Les cinq murs, les dix murs












We are always seeking a place where we can exist vividly. In times of peace, and even more so during war, disasters, or pandemics, we search for a place where we can survive. However, this place is not found somewhere; it is created.


When we enter unknown spaces, we become confused, anxious, and fearful. We desperately look around for a place to take refuge, wondering if there is food, if we can draw water. Should we run, hide, or stay? Through our actions and the reactions we receive, we create our own spaces, not just physically but also the places where our souls can reside, both physically and mentally.


One day, I ventured out onto a jetty extending into the sea. Walking along the narrow jetty that stretched straight out from the coastline, the viewfinder showed a scene that trembled, with exposure fluctuating wildly. The out-of-focus images shifted constantly, and I became more captivated by reaching the end of the jetty than by the danger of falling into the sea. During this time, I forgot all my daily concerns and was filled with joy and exhilaration. This three-dimensional experience was captured in photographs, but the two-dimensional expanse felt like a wall.


Thus, I decided to create five walls. Walls separate people and create division. They symbolize oppression, loneliness, and entrapment, but breaking through them can also signify inner liberation. Moreover, they can protect us from threats and evil.

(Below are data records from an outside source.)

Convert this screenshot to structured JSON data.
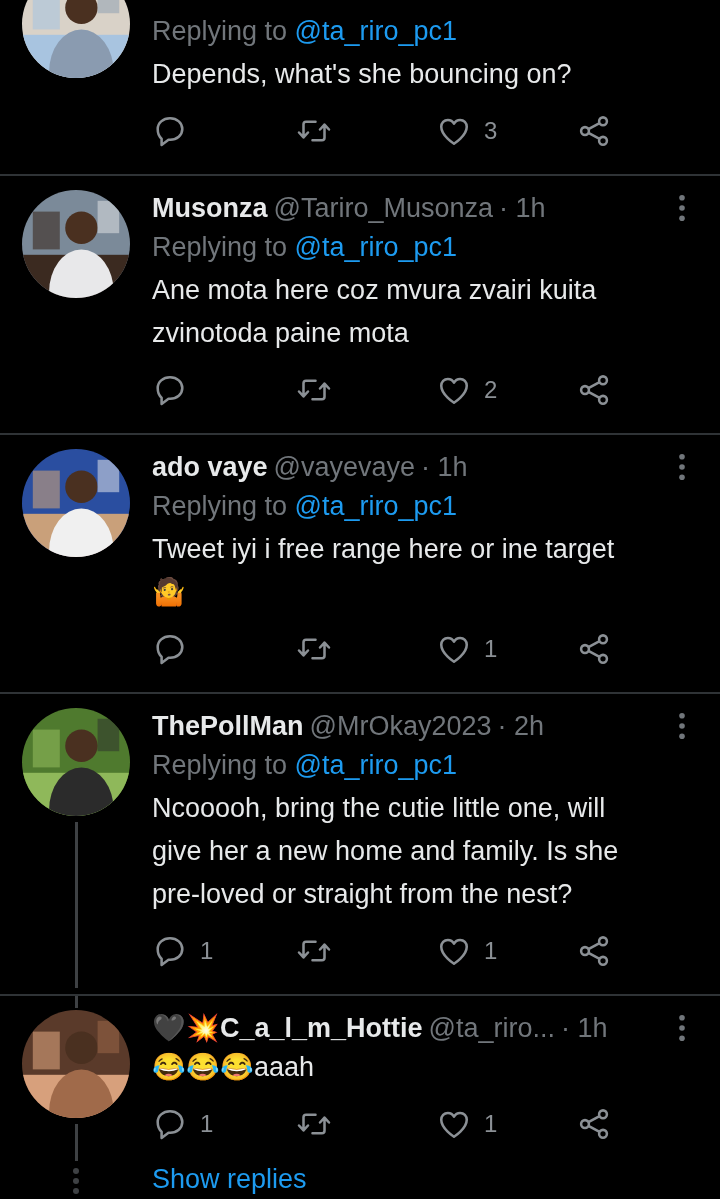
{
  "tweets": [
    {
      "replying_to": "Replying to ",
      "mention": "@ta_riro_pc1",
      "text": "Depends, what's she bouncing on?",
      "like_count": "3",
      "thread_below": false
    },
    {
      "name": "Musonza",
      "handle": "@Tariro_Musonza",
      "time": "· 1h",
      "replying_to": "Replying to ",
      "mention": "@ta_riro_pc1",
      "text": "Ane mota here coz mvura zvairi kuita zvinotoda paine mota",
      "like_count": "2",
      "thread_below": false
    },
    {
      "name": "ado vaye",
      "handle": "@vayevaye",
      "time": "· 1h",
      "replying_to": "Replying to ",
      "mention": "@ta_riro_pc1",
      "text": "Tweet iyi i free range here or ine target🤷",
      "like_count": "1",
      "thread_below": false
    },
    {
      "name": "ThePollMan",
      "handle": "@MrOkay2023",
      "time": "· 2h",
      "replying_to": "Replying to ",
      "mention": "@ta_riro_pc1",
      "text": "Ncooooh, bring the cutie little one, will give her a new home and family. Is she pre-loved or straight from the nest?",
      "reply_count": "1",
      "like_count": "1",
      "thread_below": true
    },
    {
      "name": "🖤💥C_a_l_m_Hottie",
      "handle": "@ta_riro...",
      "time": "· 1h",
      "text": "😂😂😂aaah",
      "reply_count": "1",
      "like_count": "1",
      "thread_below": true,
      "show_replies": "Show replies"
    }
  ]
}
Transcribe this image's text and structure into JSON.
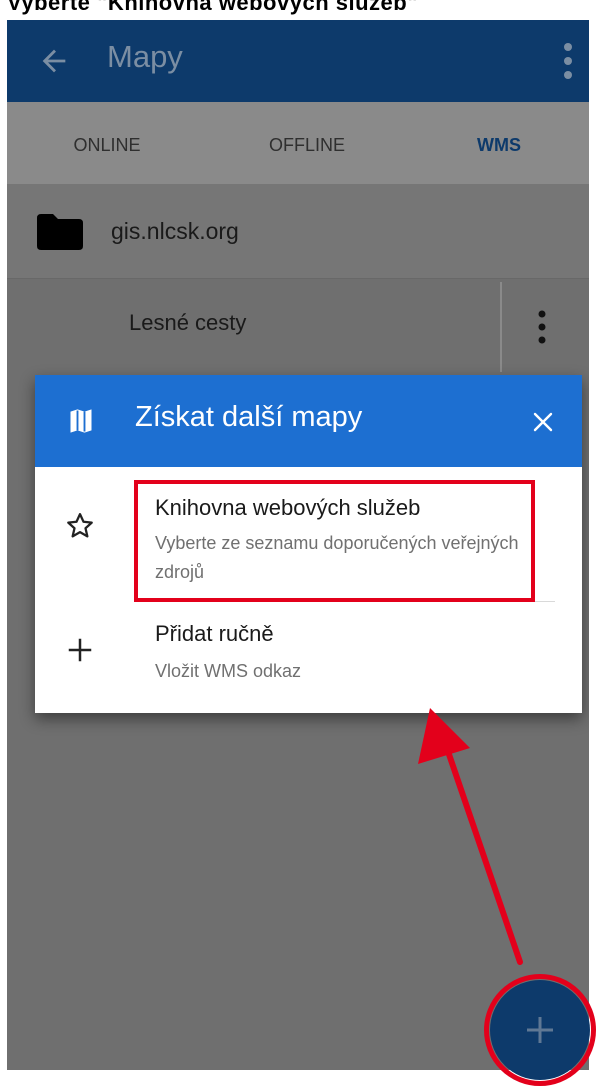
{
  "caption": {
    "text": "Vyberte \"Knihovna webových služeb\""
  },
  "appbar": {
    "back_icon": "arrow-left-icon",
    "title": "Mapy",
    "more_icon": "more-vert-icon"
  },
  "tabs": [
    {
      "label": "ONLINE",
      "selected": false
    },
    {
      "label": "OFFLINE",
      "selected": false
    },
    {
      "label": "WMS",
      "selected": true
    }
  ],
  "list": {
    "folder": {
      "icon": "folder-icon",
      "label": "gis.nlcsk.org"
    },
    "map_item": {
      "label": "Lesné cesty",
      "more_icon": "more-vert-icon"
    }
  },
  "dialog": {
    "icon": "map-icon",
    "title": "Získat další mapy",
    "close_icon": "close-icon",
    "options": [
      {
        "icon": "star-outline-icon",
        "title": "Knihovna webových služeb",
        "subtitle": "Vyberte ze seznamu doporučených veřejných zdrojů"
      },
      {
        "icon": "plus-icon",
        "title": "Přidat ručně",
        "subtitle": "Vložit WMS odkaz"
      }
    ]
  },
  "fab": {
    "icon": "plus-icon"
  },
  "colors": {
    "appbar": "#0d3a6b",
    "dialog_header": "#1d6fd1",
    "annotation": "#e3001b",
    "overlay": "#6f6f6f"
  }
}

In front of a wall, what do we envision? Omens, arrivals, beyond, transformation, or relief? Using these words as cues, I decided to create five walls and once again plaster over what I had envisioned. I do not seek to create symbolic intermediaries, but rather actual walls that one can sit before and contemplate.